Although, there are some things that will keep your compost from working well. If you want to get the most out of your compost, you should avoid putting certain things in it.
If you’ve found yourself wondering “are pine needles compostable?”, “how do I do it?” and “how long will they take to compost?”: you’ve come to the right place.
Can you put pine needles in the compost?
Yes, pine needles are compostable. Adding pine needles to your compost pile will contribute to creating a nutrient-rich fertiliser that you can use in your garden.
Can you put them in the waste bin?
If you don’t have a compost bin, you can put plants in the appropriate roadside collection bin but biodegradable materials like pine needles are better off being in a compost pile.
Disposing of organic or compostable waste like plants in landfill can contribute to the release of potent greenhouse gases like methane, which has around 80 times the warming power of carbon dioxide.
Methane emissions are significantly reduced by composting suitable food waste and organic materials.
How to compost pine needles
You should chop the needles compost much faster. You can do this by piling them up and going over them with a lawn mower.
As a brown material, you should be adding pine needles and other brown carbon-rich materials then a layer of green to cover it. Remember to use a garden fork or a stick to poke holes in your compost every couple of weeks to mix the pile up.
How long will pine needles take to compost?
It takes about 3 months for pine needles to completely decompose in a compost.
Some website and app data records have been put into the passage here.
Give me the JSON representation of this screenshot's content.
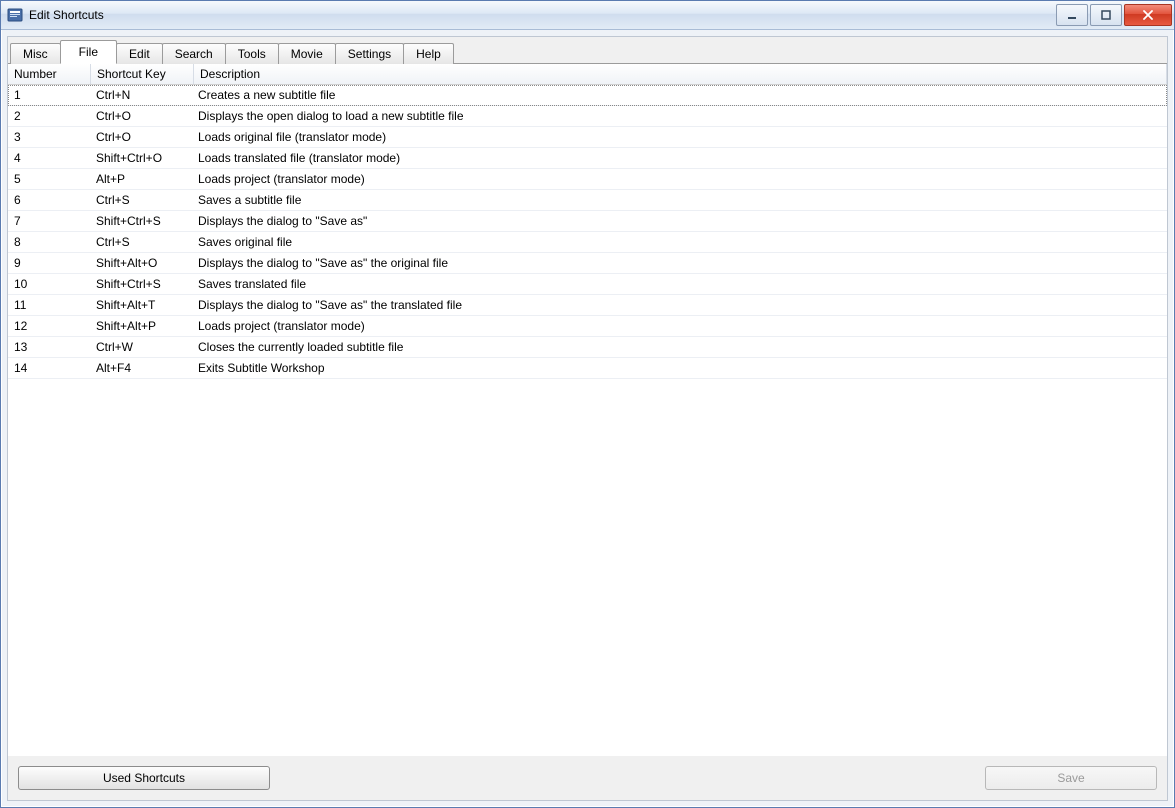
{
  "window": {
    "title": "Edit Shortcuts"
  },
  "tabs": [
    {
      "label": "Misc"
    },
    {
      "label": "File"
    },
    {
      "label": "Edit"
    },
    {
      "label": "Search"
    },
    {
      "label": "Tools"
    },
    {
      "label": "Movie"
    },
    {
      "label": "Settings"
    },
    {
      "label": "Help"
    }
  ],
  "active_tab_index": 1,
  "columns": {
    "number": "Number",
    "shortcut_key": "Shortcut Key",
    "description": "Description"
  },
  "rows": [
    {
      "num": "1",
      "key": "Ctrl+N",
      "desc": "Creates a new subtitle file"
    },
    {
      "num": "2",
      "key": "Ctrl+O",
      "desc": "Displays the open dialog to load a new subtitle file"
    },
    {
      "num": "3",
      "key": "Ctrl+O",
      "desc": "Loads original file (translator mode)"
    },
    {
      "num": "4",
      "key": "Shift+Ctrl+O",
      "desc": "Loads translated file (translator mode)"
    },
    {
      "num": "5",
      "key": "Alt+P",
      "desc": "Loads project (translator mode)"
    },
    {
      "num": "6",
      "key": "Ctrl+S",
      "desc": "Saves a subtitle file"
    },
    {
      "num": "7",
      "key": "Shift+Ctrl+S",
      "desc": "Displays the dialog to \"Save as\""
    },
    {
      "num": "8",
      "key": "Ctrl+S",
      "desc": "Saves original file"
    },
    {
      "num": "9",
      "key": "Shift+Alt+O",
      "desc": "Displays the dialog to \"Save as\" the original file"
    },
    {
      "num": "10",
      "key": "Shift+Ctrl+S",
      "desc": "Saves translated file"
    },
    {
      "num": "11",
      "key": "Shift+Alt+T",
      "desc": "Displays the dialog to \"Save as\" the translated file"
    },
    {
      "num": "12",
      "key": "Shift+Alt+P",
      "desc": "Loads project (translator mode)"
    },
    {
      "num": "13",
      "key": "Ctrl+W",
      "desc": "Closes the currently loaded subtitle file"
    },
    {
      "num": "14",
      "key": "Alt+F4",
      "desc": "Exits Subtitle Workshop"
    }
  ],
  "selected_row_index": 0,
  "buttons": {
    "used_shortcuts": "Used Shortcuts",
    "save": "Save"
  }
}
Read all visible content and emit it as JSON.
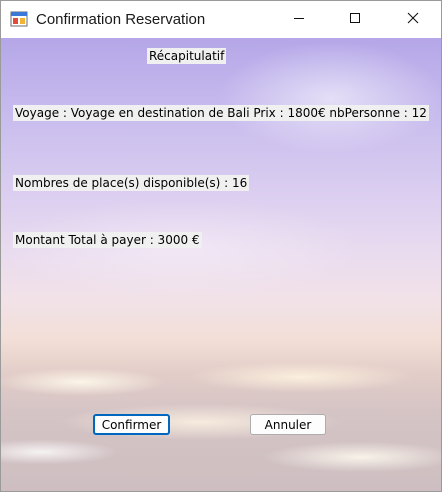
{
  "window": {
    "title": "Confirmation Reservation",
    "icons": {
      "app": "windows-form-icon",
      "minimize": "minimize-icon",
      "maximize": "maximize-icon",
      "close": "close-icon"
    }
  },
  "form": {
    "recap_label": "Récapitulatif",
    "voyage_label": "Voyage : Voyage en destination de Bali Prix : 1800€  nbPersonne :  12",
    "places_label": "Nombres de place(s) disponible(s) : 16",
    "montant_label": "Montant Total à payer : 3000 €"
  },
  "buttons": {
    "confirm_label": "Confirmer",
    "cancel_label": "Annuler"
  },
  "colors": {
    "accent": "#0067c0",
    "label_background": "#f0f0f0"
  }
}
Because they take a little while to break down, you may want to avoid adding them to your compost on a regular basis.
Pine needles discarded on the ground or buried in the ground will take longer to decompose.
Are pine needles a green or brown material?
Pine needles should be considered a brown material when composting.
Materials that are brown, like pine needles, are often more dry solid and woody; and are a source of carbon (one of the four essential ingredients) for your compost. Harder brown materials create air pockets that provide oxygen for the microorganisms breaking the compost pile down.
Composts rely on brown materials like pine needles to add bulk and structure to the pile.
Will composting them attract pests?
No. Pine needles will not attract pests.
When composting pine needles, you should leave the needles out until they turn brown before composting them. Pine needles are acidic (have a low pH) and will become more neutral if left.